On 9 December 1896 in Paris, Sarah Bernhardt celebrated thirty years as an actress. A banquet was held at the Grand Hôtel, followed by a solemn anthem. Then, at the Renaissance Theatre, the actress performed extracts from Racine and Parodi. Finally, sitting on a throne at the centre of a tableau vivant, she listened to five poets praising her in verse.
Each guest received an illustrated album and a silver medal engraved by René Lalique with the image of the actress. Although the silver medals are common, this ivory example is, as far as we know, unique. There is no trace of it having been set in a frame or in a piece of jewellery; it is therefore an original medal, made to be handled and contemplated at leisure. Perhaps it had been spontaneously engraved by Lalique for his friend, the painter Clairin, who was then the actress' acknowledged lover. It dates from the period of Lalique's early works, which were particularly favoured by Sarah Bernhardt.
There are many portraits of Sarah Bernhardt, most of which are rather mediocre.The writer Henry James censured their "superficial brio". However, this engraved profile by Lalique is stunning for its very high quality. It was clearly inspired by a drawing of Walter Spindler, a German painter who was in love with the actress.

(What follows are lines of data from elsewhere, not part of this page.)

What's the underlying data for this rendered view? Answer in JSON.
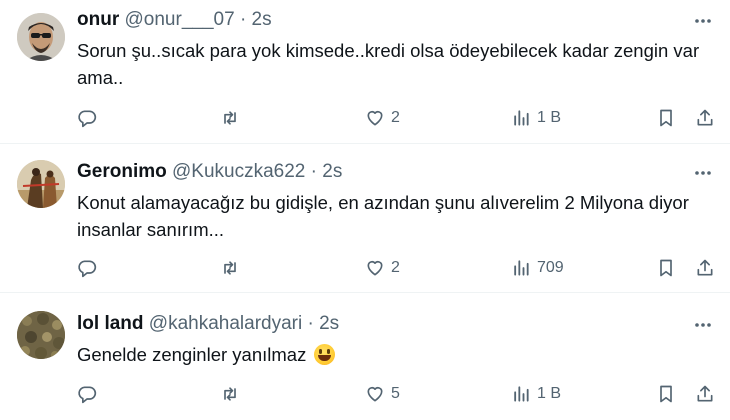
{
  "tweets": [
    {
      "name": "onur",
      "handle": "@onur___07",
      "separator": "·",
      "time": "2s",
      "text": "Sorun şu..sıcak para yok kimsede..kredi olsa ödeyebilecek kadar zengin var ama..",
      "likes": "2",
      "views": "1 B",
      "avatar_color": "#d6d2c8"
    },
    {
      "name": "Geronimo",
      "handle": "@Kukuczka622",
      "separator": "·",
      "time": "2s",
      "text": "Konut alamayacağız bu gidişle, en azından şunu alıverelim 2 Milyona diyor insanlar sanırım...",
      "likes": "2",
      "views": "709",
      "avatar_color": "#cfc3a9"
    },
    {
      "name": "lol land",
      "handle": "@kahkahalardyari",
      "separator": "·",
      "time": "2s",
      "text": "Genelde zenginler yanılmaz",
      "emoji": "grinning-face",
      "likes": "5",
      "views": "1 B",
      "avatar_color": "#7d6f4a"
    }
  ],
  "icons": {
    "reply": "reply-icon",
    "retweet": "retweet-icon",
    "like": "heart-icon",
    "views": "views-icon",
    "bookmark": "bookmark-icon",
    "share": "share-icon",
    "more": "more-icon"
  },
  "colors": {
    "text": "#0f1419",
    "secondary": "#536471",
    "divider": "#eff3f4"
  }
}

Her famous frizzy hair is rendered with subtlety: the curls blend imperceptibly into the smoothness of the ivory. There is a perfect balance between material and subject here, helped by a mastery of the delicate technique of glyptics. This portrait, unique in Lalique's oeuvre, remains a leading example in the revival of the medal at the turn of the century.